Alaine Duncan, ’75, Treats Trauma Survivors Through Unique Medical Approach
By Eva Richards
Each year, Alaine Duncan, ’75, would blow out her birthday candles and wish to “make the world a better place.”
In the last 45 years of her career in social service, acupuncture, and, ultimately, the neurophysiological treatment of traumatic stress, Duncan has made her wish come true.
Growing up in the Midwest—initially in North Dakota, Wisconsin, and then Mt. Prospect, Illinois, where she graduated from high school—she was drawn to NIU because of its highly regarded physical therapy program and its affordability. During her sophomore year, she changed her major to family services.

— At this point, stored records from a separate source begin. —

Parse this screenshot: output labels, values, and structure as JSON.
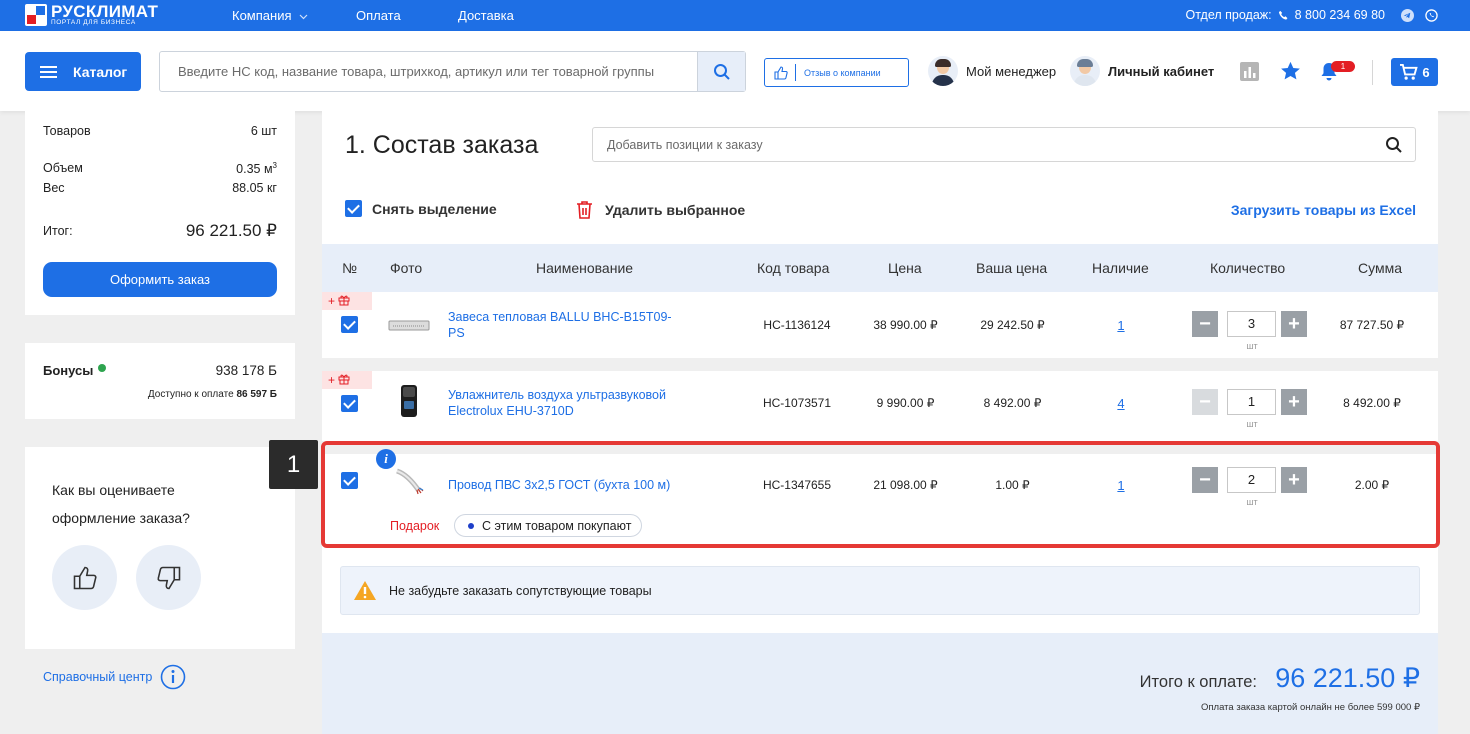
{
  "topbar": {
    "logo_name": "РУСКЛИМАТ",
    "logo_sub": "ПОРТАЛ ДЛЯ БИЗНЕСА",
    "nav": [
      "Компания",
      "Оплата",
      "Доставка"
    ],
    "sales_label": "Отдел продаж:",
    "phone": "8 800 234 69 80"
  },
  "header": {
    "catalog_label": "Каталог",
    "search_placeholder": "Введите НС код, название товара, штрихкод, артикул или тег товарной группы",
    "review_label": "Отзыв о компании",
    "manager_label": "Мой менеджер",
    "cabinet_label": "Личный кабинет",
    "notif_count": "1",
    "cart_count": "6"
  },
  "summary": {
    "goods_label": "Товаров",
    "goods_value": "6 шт",
    "volume_label": "Объем",
    "volume_value": "0.35 м",
    "volume_sup": "3",
    "weight_label": "Вес",
    "weight_value": "88.05 кг",
    "total_label": "Итог:",
    "total_value": "96 221.50 ₽",
    "order_button": "Оформить заказ"
  },
  "bonus": {
    "label": "Бонусы",
    "value": "938 178 Б",
    "available_label": "Доступно к оплате",
    "available_value": "86 597 Б"
  },
  "feedback": {
    "question": "Как вы оцениваете оформление заказа?"
  },
  "help": {
    "label": "Справочный центр"
  },
  "main": {
    "title": "1. Состав заказа",
    "add_placeholder": "Добавить позиции к заказу",
    "deselect_label": "Снять выделение",
    "delete_label": "Удалить выбранное",
    "excel_label": "Загрузить товары из Excel"
  },
  "table": {
    "headers": [
      "№",
      "Фото",
      "Наименование",
      "Код товара",
      "Цена",
      "Ваша цена",
      "Наличие",
      "Количество",
      "Сумма"
    ],
    "rows": [
      {
        "name": "Завеса тепловая BALLU BHC-B15T09-PS",
        "code": "НС-1136124",
        "price": "38 990.00 ₽",
        "your_price": "29 242.50 ₽",
        "avail": "1",
        "qty": "3",
        "unit": "шт",
        "sum": "87 727.50 ₽"
      },
      {
        "name": "Увлажнитель воздуха ультразвуковой Electrolux EHU-3710D",
        "code": "НС-1073571",
        "price": "9 990.00 ₽",
        "your_price": "8 492.00 ₽",
        "avail": "4",
        "qty": "1",
        "unit": "шт",
        "sum": "8 492.00 ₽"
      },
      {
        "name": "Провод ПВС 3х2,5 ГОСТ (бухта 100 м)",
        "code": "НС-1347655",
        "price": "21 098.00 ₽",
        "your_price": "1.00 ₽",
        "avail": "1",
        "qty": "2",
        "unit": "шт",
        "sum": "2.00 ₽",
        "gift_label": "Подарок",
        "related_label": "С этим товаром покупают"
      }
    ]
  },
  "step_badge": "1",
  "warning": "Не забудьте заказать сопутствующие товары",
  "totals": {
    "label": "Итого к оплате:",
    "value": "96 221.50 ₽",
    "note": "Оплата заказа картой онлайн не более 599 000 ₽"
  },
  "colors": {
    "accent": "#1e6fe5",
    "danger": "#e31e24",
    "highlight": "#e53935"
  }
}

“I think the inter-disciplinary role that my family services degree gave me helped me see challenges in the world through a multi-faceted lens,” Duncan said. “I love the space where different dimensions of life find commonality and are enriched by the connection.”
After graduation, Duncan journeyed to Washington, D.C., to work in social service and healing work, ultimately earning a master’s degree in acupuncture from Maryland University of Integrative Health in 1990.
“A turning point in my career was when I heard Kevin and Joyce Lucey speaking about the tragic loss of their son, Marine Lance Corporal Jeffrey Lucey in 2004,” Duncan said. “Jeff had returned home from Iraq in 2003 and, unable to cope with what he had witnessed, and what he had been asked to do, he committed suicide in his parents’ basement.”
While Duncan had no specialized training in working with trauma at that time, she knew that acupuncture could have made a difference for this young man and for his family.
“Through this experience, I was carried into the most meaningful work of my life,” Duncan said. “I needed to be part of a tangible response to Kevin and Joyce’s longing for the world to see that their son’s life, as well as his death, had meaning and purpose. I felt called to serve, within my own domain as an acupuncturist, to bring peace to those most personally impacted by war.”
Duncan then pursued training with Somatic Experiencing International on the neurophysiology of traumatic stress. The intimate relationship between modern Western medicine’s study of neurophysiology and the constructs of Chinese Medicine began to come alive for her.
“I found a home for my intellectual curiosity, as well as my passion for helping individuals and communities transform and heal from abuse, violence, and misunderstanding,” she said. “Healers have a critical role to play in transforming our culture into one that is more curious and less reactive to people who we experience as different from ourselves.”
Duncan spent a decade, from 2007-17, serving as a clinician, researcher and educator at the D.C. Veterans Administration Hospital, helping to develop their Integrative Health & Wellness Program. In 2017, she returned to private practice and began to write The Tao of Trauma: A Practitioner’s Guide for Integrating Five Element Theory and Trauma Treatment. This guide combines Eastern and Western trauma physiology and introduces a new map for acupuncturists, medical practitioners, mental health providers, and body-oriented clinicians to help restore balance in their patients.
Today, Duncan teaches the “East-meets-West” approach described in The Tao of Trauma to acupuncturists and mental health providers who work with trauma survivors.
“I am passionate about the role that healers of all types can play in helping transform the physiological states that too often give rise to things like bullying, child abuse, domestic, community or police violence,” she said. “Our world desperately needs its healers. I am committed to cultural transformation through healing—and I still hope to make the world a better place when I blow out my birthday candles!”
To learn more about Duncan’s methods for treating trauma, click here.